● ABOUT THIS EXERCISE
Print each record exactly as it appears, but drop the images.

● AVAILABLE DATA

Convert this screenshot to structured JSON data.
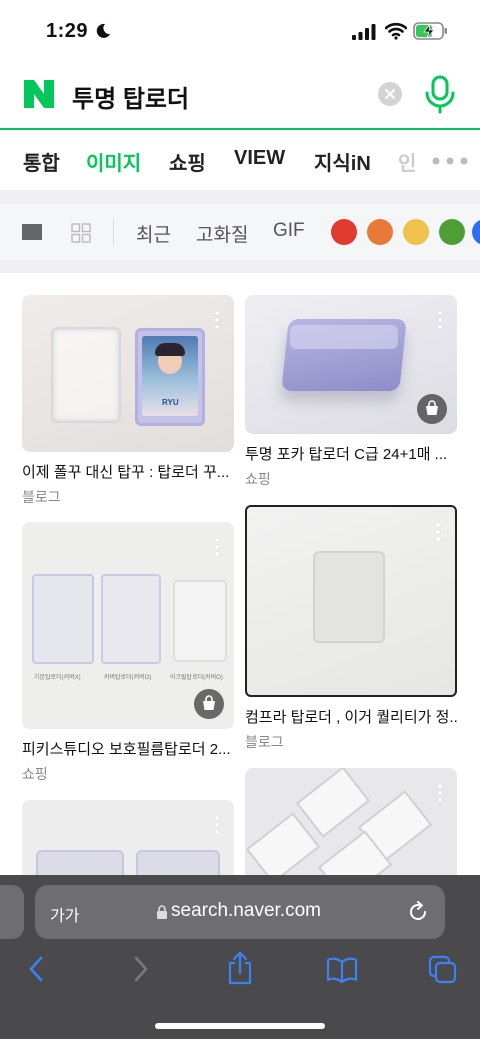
{
  "status_bar": {
    "time": "1:29"
  },
  "search": {
    "logo": "N",
    "query": "투명 탑로더"
  },
  "tabs": [
    "통합",
    "이미지",
    "쇼핑",
    "VIEW",
    "지식iN",
    "인"
  ],
  "filters": {
    "sort_recent": "최근",
    "high_quality": "고화질",
    "gif": "GIF",
    "color_swatches": [
      "#e03b2e",
      "#e87a38",
      "#efc24b",
      "#4f9e35",
      "#2f6ef0"
    ]
  },
  "results": [
    {
      "title": "이제 폴꾸 대신 탑꾸 : 탑로더 꾸...",
      "source": "블로그",
      "shopping": false
    },
    {
      "title": "투명 포카 탑로더 C급 24+1매 ...",
      "source": "쇼핑",
      "shopping": true
    },
    {
      "title": "피키스튜디오 보호필름탑로더 2...",
      "source": "쇼핑",
      "shopping": true
    },
    {
      "title": "컴프라 탑로더 , 이거 퀄리티가 정...",
      "source": "블로그",
      "shopping": false
    }
  ],
  "result3_labels": [
    "기본탑로더(커버X)",
    "커버탑로더(커버O)",
    "아크릴탑로더(커버O)"
  ],
  "result1_photo_text": "RYU",
  "browser": {
    "text_size": "가가",
    "url": "search.naver.com"
  },
  "colors": {
    "naver_green": "#03c75a"
  }
}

● REPLY TO THE EXERCISE
Convert this screenshot to structured JSON data.
{
  "status_bar": {
    "time": "1:29"
  },
  "search": {
    "logo": "N",
    "query": "투명 탑로더"
  },
  "tabs": [
    "통합",
    "이미지",
    "쇼핑",
    "VIEW",
    "지식iN",
    "인"
  ],
  "filters": {
    "sort_recent": "최근",
    "high_quality": "고화질",
    "gif": "GIF",
    "color_swatches": [
      "#e03b2e",
      "#e87a38",
      "#efc24b",
      "#4f9e35",
      "#2f6ef0"
    ]
  },
  "results": [
    {
      "title": "이제 폴꾸 대신 탑꾸 : 탑로더 꾸...",
      "source": "블로그",
      "shopping": false
    },
    {
      "title": "투명 포카 탑로더 C급 24+1매 ...",
      "source": "쇼핑",
      "shopping": true
    },
    {
      "title": "피키스튜디오 보호필름탑로더 2...",
      "source": "쇼핑",
      "shopping": true
    },
    {
      "title": "컴프라 탑로더 , 이거 퀄리티가 정...",
      "source": "블로그",
      "shopping": false
    }
  ],
  "result3_labels": [
    "기본탑로더(커버X)",
    "커버탑로더(커버O)",
    "아크릴탑로더(커버O)"
  ],
  "result1_photo_text": "RYU",
  "browser": {
    "text_size": "가가",
    "url": "search.naver.com"
  },
  "colors": {
    "naver_green": "#03c75a"
  }
}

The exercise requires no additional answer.